Activity: Students can learn how Arctic animals' bodies retain body heat with this easy experiment. Fill a tall plastic soda bottle with water at room temperature. Pour the same amount of water into a short plastic tub with a larger diameter. Refrigerate both containers for about 20 minutes. Then have students measure the temperature of each container and compare. Ask: Did the temperature of the bottle's water drop faster than that of the tub's? Why?
The Tundra Comes to Life
Some Arctic animals and birds have adapted to survive the harsh winters, while others live there only in the summer. These creatures arrive in spring to raise their young and eat the abundant food. In the winter, they migrate southward to warmer climates. Every tundra animal, bird, and plant plays a crucial role in a food chain.
Activity: Ask students to each pick an animal that lives on the tundra and research more about its life cycle. Ask students: When does your animal live on the tundra? How does it fit into an Arctic food chain?

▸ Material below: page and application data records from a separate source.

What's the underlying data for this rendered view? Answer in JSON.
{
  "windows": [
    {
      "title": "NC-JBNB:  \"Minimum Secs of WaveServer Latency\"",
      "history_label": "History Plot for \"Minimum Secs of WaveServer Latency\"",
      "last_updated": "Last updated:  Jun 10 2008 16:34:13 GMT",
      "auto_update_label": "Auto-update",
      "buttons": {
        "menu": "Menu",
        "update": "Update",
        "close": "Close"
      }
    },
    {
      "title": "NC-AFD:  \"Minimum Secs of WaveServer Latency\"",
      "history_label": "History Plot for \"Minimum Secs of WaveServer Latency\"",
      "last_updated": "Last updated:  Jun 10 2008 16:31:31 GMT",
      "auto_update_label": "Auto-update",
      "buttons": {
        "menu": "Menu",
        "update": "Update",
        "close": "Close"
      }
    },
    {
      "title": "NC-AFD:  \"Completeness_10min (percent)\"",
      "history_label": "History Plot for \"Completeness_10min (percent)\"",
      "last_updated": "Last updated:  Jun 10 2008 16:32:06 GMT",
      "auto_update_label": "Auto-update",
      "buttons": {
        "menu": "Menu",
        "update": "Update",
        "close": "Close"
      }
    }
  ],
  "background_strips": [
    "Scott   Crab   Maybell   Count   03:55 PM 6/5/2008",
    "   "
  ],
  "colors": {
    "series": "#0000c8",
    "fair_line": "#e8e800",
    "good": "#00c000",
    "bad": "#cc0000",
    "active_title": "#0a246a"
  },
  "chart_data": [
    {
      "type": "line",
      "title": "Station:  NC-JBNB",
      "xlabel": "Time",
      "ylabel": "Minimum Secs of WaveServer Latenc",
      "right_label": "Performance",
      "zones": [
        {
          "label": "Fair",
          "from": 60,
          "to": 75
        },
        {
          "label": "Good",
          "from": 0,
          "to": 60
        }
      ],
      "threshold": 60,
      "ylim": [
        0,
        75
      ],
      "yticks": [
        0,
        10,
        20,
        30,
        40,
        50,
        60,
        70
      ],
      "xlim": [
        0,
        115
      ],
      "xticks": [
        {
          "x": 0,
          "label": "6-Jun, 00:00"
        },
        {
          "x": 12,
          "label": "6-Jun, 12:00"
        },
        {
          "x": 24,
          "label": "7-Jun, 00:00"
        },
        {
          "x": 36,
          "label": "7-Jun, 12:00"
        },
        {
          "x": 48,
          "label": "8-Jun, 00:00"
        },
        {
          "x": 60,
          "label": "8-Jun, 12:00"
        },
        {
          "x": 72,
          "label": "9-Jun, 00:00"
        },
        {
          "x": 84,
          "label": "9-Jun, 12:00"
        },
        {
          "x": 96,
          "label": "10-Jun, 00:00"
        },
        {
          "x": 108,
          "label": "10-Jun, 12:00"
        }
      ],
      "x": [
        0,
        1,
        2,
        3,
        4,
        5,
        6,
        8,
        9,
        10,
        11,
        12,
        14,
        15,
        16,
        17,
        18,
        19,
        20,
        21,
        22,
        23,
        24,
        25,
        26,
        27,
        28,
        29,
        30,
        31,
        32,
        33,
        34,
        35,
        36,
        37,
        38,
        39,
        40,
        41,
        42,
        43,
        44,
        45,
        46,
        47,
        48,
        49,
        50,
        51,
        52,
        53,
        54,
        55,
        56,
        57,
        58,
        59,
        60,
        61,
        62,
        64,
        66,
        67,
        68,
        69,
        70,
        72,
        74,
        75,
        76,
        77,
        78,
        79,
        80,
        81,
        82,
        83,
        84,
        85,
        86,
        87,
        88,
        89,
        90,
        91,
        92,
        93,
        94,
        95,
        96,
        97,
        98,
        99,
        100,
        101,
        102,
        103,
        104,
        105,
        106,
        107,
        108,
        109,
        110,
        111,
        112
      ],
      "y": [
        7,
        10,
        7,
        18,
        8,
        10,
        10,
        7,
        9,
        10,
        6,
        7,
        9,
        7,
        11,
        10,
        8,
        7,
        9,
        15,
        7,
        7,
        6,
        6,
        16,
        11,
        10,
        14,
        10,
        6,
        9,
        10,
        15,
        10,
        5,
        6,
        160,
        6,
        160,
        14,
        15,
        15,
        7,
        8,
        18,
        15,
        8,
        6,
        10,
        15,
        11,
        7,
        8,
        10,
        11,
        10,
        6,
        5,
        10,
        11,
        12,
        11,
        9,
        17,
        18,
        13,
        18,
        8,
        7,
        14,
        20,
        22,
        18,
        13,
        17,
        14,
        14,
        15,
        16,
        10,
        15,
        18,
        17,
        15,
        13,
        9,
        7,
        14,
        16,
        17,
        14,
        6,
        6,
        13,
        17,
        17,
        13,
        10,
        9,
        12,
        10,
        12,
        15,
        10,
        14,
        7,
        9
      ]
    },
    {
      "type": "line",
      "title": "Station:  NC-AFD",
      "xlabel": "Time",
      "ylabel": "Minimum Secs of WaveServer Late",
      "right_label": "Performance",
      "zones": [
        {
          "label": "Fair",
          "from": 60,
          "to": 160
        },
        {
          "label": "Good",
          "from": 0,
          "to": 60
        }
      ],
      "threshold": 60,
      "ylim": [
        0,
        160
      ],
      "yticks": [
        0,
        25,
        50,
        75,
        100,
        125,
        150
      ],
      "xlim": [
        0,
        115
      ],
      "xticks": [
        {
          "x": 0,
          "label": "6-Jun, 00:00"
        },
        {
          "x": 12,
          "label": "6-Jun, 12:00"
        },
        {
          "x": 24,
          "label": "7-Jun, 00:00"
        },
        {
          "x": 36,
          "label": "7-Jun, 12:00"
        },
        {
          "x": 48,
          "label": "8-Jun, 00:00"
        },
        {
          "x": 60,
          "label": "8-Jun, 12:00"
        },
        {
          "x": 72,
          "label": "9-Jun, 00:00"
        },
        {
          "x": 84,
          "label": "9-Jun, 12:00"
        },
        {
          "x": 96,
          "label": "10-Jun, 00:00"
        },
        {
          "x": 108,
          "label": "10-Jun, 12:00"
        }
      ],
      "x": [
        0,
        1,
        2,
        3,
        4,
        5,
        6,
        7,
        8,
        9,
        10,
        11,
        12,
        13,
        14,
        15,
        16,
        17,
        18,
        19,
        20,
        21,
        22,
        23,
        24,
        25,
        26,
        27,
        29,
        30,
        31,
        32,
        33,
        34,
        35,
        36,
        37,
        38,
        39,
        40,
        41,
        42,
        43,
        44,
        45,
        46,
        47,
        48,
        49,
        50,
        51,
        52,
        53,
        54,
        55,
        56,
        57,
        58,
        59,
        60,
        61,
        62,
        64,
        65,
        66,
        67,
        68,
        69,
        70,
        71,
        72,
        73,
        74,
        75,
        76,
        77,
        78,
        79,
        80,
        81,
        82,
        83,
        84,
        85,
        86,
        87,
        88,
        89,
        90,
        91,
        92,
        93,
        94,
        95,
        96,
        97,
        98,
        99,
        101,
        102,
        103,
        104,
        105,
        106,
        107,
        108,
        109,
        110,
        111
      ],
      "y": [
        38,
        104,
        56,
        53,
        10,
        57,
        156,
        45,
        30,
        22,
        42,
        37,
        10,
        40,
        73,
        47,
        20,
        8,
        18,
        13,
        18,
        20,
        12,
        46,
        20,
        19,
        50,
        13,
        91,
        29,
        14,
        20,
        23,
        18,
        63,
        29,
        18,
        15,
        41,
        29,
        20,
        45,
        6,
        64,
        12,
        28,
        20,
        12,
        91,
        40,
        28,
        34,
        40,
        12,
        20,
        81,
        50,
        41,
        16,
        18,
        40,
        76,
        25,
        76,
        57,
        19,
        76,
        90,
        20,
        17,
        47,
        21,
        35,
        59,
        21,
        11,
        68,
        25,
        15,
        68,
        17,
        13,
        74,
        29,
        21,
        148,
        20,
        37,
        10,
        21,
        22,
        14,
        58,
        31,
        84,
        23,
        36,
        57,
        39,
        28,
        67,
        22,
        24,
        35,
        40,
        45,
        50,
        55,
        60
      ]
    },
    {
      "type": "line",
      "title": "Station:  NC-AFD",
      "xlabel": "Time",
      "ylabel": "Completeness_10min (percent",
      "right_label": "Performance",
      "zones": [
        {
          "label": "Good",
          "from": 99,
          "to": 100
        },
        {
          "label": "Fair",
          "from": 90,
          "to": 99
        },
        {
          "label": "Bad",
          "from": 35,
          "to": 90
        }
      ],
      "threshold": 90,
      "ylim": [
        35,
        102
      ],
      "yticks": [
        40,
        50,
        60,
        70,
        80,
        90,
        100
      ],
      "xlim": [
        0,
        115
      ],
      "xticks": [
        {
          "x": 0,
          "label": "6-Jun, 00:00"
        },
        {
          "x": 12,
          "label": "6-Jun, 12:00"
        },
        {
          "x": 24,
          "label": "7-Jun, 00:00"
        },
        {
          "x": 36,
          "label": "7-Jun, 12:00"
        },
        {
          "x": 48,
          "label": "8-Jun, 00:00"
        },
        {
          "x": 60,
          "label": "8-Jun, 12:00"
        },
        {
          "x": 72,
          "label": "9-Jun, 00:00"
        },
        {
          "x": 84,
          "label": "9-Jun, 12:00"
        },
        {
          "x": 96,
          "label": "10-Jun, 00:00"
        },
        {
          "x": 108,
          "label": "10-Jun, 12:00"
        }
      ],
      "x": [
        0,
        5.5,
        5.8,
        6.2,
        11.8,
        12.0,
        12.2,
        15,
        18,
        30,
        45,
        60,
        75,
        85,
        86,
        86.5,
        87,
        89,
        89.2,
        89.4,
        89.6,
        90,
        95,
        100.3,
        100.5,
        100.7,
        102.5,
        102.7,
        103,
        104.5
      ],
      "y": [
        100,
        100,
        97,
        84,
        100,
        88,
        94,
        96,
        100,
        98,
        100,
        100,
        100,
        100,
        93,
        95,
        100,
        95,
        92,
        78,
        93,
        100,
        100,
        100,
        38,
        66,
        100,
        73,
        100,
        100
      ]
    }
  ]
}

Then ask them to illustrate this chain on a large sheet of paper, with a speech bubble drawn beside each animal or plant. Inside the bubbles, have students write a sentence from each organism's perspective describing how the organism contributes to the chain of life. For example, in a chain of a poppy flower, an Arctic hare, and an Arctic fox, the hare's speech bubble could say, "I eat poppies. Sometimes I become food for foxes," while the fox's bubble could say, "I eat hares, lemmings, and fish. My waste fertilizes the tundra soil."
Growing at the Speed of Summer
Summer on the tundra is very short, so plants must make efficient use of the long daylight hours. They photosynthesize constantly, using energy from the sun to make food, which allows them to bloom at a fast rate.
Activity: Invite students to explore the effect of extended daylight on the growth of plants. Together with students, prepare two identical pots of soil, and plant the same kind of fast-growing seeds (such as grass or marigolds) in both. Place one pot in an area where the plant will be exposed to the natural pattern of daylight and night, and the other in an area where a fluorescent plant light (available at gardening stores) can shine on it 24 hours a day. Then have students observe and compare the plants daily. Ask: Did extended exposure to light speed the plant's growth rate? Why?
Mackie Rhodes is an education writer based in Greensboro, NC. Her professional books include Teaching with Favorite Back-to-School Books and Teaching About Winter Holidays With Favorite Picture Books. This article was originally published in the January/February 2004 issue of Instructor magazine.